== About this exercise ==
Would you repeat every line below exactly, please?

◆ ◆ ◆

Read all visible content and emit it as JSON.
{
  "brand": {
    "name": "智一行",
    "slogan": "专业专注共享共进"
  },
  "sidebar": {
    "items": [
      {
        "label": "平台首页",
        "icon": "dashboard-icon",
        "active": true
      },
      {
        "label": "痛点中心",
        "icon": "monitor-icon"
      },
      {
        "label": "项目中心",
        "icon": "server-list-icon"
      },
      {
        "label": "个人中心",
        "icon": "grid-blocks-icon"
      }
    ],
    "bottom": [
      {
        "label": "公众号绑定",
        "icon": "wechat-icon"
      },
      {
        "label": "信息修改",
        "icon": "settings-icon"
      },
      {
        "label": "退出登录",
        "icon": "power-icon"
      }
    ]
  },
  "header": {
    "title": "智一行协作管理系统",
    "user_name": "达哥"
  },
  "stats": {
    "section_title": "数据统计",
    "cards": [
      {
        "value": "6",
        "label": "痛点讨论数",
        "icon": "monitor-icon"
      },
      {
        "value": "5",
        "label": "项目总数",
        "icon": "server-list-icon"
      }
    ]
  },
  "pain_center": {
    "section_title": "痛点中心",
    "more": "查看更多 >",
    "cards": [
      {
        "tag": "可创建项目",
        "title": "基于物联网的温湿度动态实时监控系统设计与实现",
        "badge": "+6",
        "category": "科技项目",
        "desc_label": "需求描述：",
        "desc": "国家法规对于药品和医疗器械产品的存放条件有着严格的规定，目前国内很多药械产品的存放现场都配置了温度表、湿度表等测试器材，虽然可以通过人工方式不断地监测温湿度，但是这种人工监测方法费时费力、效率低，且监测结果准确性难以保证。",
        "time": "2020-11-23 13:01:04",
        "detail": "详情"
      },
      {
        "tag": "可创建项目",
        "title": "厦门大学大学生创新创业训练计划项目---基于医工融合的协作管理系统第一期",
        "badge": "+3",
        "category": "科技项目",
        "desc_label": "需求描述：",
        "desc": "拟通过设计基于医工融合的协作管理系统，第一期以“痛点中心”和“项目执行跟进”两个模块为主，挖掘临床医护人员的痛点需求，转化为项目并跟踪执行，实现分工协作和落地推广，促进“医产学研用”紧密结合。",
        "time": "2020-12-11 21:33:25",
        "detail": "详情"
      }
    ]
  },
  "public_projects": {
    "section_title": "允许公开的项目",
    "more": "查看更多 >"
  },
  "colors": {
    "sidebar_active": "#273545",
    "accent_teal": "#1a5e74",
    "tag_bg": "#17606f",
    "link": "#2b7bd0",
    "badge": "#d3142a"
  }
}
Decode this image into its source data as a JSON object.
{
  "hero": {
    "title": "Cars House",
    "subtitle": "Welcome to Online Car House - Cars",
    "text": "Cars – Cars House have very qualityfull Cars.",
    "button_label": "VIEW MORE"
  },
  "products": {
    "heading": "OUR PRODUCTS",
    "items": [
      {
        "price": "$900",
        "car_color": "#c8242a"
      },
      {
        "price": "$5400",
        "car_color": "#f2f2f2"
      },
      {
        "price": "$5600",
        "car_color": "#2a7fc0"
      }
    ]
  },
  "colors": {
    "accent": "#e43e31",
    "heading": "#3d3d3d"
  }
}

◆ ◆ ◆

== Expected answer ==
Read all visible content and emit it as JSON.
{
  "brand": {
    "name": "智一行",
    "slogan": "专业专注共享共进"
  },
  "sidebar": {
    "items": [
      {
        "label": "平台首页",
        "icon": "dashboard-icon",
        "active": true
      },
      {
        "label": "痛点中心",
        "icon": "monitor-icon"
      },
      {
        "label": "项目中心",
        "icon": "server-list-icon"
      },
      {
        "label": "个人中心",
        "icon": "grid-blocks-icon"
      }
    ],
    "bottom": [
      {
        "label": "公众号绑定",
        "icon": "wechat-icon"
      },
      {
        "label": "信息修改",
        "icon": "settings-icon"
      },
      {
        "label": "退出登录",
        "icon": "power-icon"
      }
    ]
  },
  "header": {
    "title": "智一行协作管理系统",
    "user_name": "达哥"
  },
  "stats": {
    "section_title": "数据统计",
    "cards": [
      {
        "value": "6",
        "label": "痛点讨论数",
        "icon": "monitor-icon"
      },
      {
        "value": "5",
        "label": "项目总数",
        "icon": "server-list-icon"
      }
    ]
  },
  "pain_center": {
    "section_title": "痛点中心",
    "more": "查看更多 >",
    "cards": [
      {
        "tag": "可创建项目",
        "title": "基于物联网的温湿度动态实时监控系统设计与实现",
        "badge": "+6",
        "category": "科技项目",
        "desc_label": "需求描述：",
        "desc": "国家法规对于药品和医疗器械产品的存放条件有着严格的规定，目前国内很多药械产品的存放现场都配置了温度表、湿度表等测试器材，虽然可以通过人工方式不断地监测温湿度，但是这种人工监测方法费时费力、效率低，且监测结果准确性难以保证。",
        "time": "2020-11-23 13:01:04",
        "detail": "详情"
      },
      {
        "tag": "可创建项目",
        "title": "厦门大学大学生创新创业训练计划项目---基于医工融合的协作管理系统第一期",
        "badge": "+3",
        "category": "科技项目",
        "desc_label": "需求描述：",
        "desc": "拟通过设计基于医工融合的协作管理系统，第一期以“痛点中心”和“项目执行跟进”两个模块为主，挖掘临床医护人员的痛点需求，转化为项目并跟踪执行，实现分工协作和落地推广，促进“医产学研用”紧密结合。",
        "time": "2020-12-11 21:33:25",
        "detail": "详情"
      }
    ]
  },
  "public_projects": {
    "section_title": "允许公开的项目",
    "more": "查看更多 >"
  },
  "colors": {
    "sidebar_active": "#273545",
    "accent_teal": "#1a5e74",
    "tag_bg": "#17606f",
    "link": "#2b7bd0",
    "badge": "#d3142a"
  }
}
Decode this image into its source data as a JSON object.
{
  "hero": {
    "title": "Cars House",
    "subtitle": "Welcome to Online Car House - Cars",
    "text": "Cars – Cars House have very qualityfull Cars.",
    "button_label": "VIEW MORE"
  },
  "products": {
    "heading": "OUR PRODUCTS",
    "items": [
      {
        "price": "$900",
        "car_color": "#c8242a"
      },
      {
        "price": "$5400",
        "car_color": "#f2f2f2"
      },
      {
        "price": "$5600",
        "car_color": "#2a7fc0"
      }
    ]
  },
  "colors": {
    "accent": "#e43e31",
    "heading": "#3d3d3d"
  }
}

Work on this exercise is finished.